Exercise prompt: The lines you return should be those containing the string "τους", taken from the data below.

Data in this exercise:
——

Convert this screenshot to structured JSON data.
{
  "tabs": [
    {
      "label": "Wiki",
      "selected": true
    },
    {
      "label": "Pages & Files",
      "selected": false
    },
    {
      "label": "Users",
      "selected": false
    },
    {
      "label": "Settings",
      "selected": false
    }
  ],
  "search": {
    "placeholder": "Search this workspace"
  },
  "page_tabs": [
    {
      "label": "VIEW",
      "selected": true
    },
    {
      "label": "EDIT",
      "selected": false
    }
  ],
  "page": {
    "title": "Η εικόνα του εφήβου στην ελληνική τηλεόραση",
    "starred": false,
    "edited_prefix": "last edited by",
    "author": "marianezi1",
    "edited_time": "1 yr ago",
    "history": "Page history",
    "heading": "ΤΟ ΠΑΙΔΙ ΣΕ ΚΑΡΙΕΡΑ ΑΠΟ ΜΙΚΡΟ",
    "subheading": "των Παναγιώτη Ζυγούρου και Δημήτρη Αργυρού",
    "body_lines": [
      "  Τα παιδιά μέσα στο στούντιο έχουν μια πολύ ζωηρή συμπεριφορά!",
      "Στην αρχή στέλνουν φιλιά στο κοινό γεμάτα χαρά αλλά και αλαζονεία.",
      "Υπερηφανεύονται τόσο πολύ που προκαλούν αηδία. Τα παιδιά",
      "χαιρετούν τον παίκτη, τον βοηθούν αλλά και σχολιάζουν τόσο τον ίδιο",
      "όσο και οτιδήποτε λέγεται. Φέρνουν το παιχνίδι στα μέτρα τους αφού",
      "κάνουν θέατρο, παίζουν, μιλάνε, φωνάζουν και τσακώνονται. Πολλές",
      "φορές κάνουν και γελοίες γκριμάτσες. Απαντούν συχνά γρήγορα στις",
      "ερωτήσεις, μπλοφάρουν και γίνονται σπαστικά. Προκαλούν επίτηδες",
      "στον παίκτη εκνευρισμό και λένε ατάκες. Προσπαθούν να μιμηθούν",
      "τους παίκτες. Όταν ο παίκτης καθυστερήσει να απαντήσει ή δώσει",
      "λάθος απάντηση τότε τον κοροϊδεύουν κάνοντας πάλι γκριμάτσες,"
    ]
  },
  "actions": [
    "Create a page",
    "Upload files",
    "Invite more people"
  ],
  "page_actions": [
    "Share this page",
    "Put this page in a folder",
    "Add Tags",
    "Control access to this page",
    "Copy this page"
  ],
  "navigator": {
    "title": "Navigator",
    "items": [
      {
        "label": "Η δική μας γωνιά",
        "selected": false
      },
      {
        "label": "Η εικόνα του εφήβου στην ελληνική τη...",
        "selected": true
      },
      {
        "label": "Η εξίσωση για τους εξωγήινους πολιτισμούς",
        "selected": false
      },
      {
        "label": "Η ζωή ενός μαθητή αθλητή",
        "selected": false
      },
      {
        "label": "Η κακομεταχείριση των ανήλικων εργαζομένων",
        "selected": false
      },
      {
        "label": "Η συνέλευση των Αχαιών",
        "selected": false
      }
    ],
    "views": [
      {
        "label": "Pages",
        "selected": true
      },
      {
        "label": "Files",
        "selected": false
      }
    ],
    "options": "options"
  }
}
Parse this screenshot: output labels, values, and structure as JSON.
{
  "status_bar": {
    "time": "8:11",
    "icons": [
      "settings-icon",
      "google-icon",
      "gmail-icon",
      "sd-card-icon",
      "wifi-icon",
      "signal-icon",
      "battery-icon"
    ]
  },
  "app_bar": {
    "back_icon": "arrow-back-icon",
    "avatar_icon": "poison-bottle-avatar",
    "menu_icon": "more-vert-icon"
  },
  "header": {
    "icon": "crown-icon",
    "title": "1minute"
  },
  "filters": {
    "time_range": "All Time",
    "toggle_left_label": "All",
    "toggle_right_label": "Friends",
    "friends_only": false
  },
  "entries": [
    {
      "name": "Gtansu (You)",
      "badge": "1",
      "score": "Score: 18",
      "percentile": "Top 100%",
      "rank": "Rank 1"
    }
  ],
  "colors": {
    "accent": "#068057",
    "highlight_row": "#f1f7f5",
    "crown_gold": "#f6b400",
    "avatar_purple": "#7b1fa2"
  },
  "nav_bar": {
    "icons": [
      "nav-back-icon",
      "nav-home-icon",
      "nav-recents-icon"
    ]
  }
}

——

Task solution:
      "όσο και οτιδήποτε λέγεται. Φέρνουν το παιχνίδι στα μέτρα τους αφού",
      "τους παίκτες. Όταν ο παίκτης καθυστερήσει να απαντήσει ή δώσει",
        "label": "Η εξίσωση για τους εξωγήινους πολιτισμούς",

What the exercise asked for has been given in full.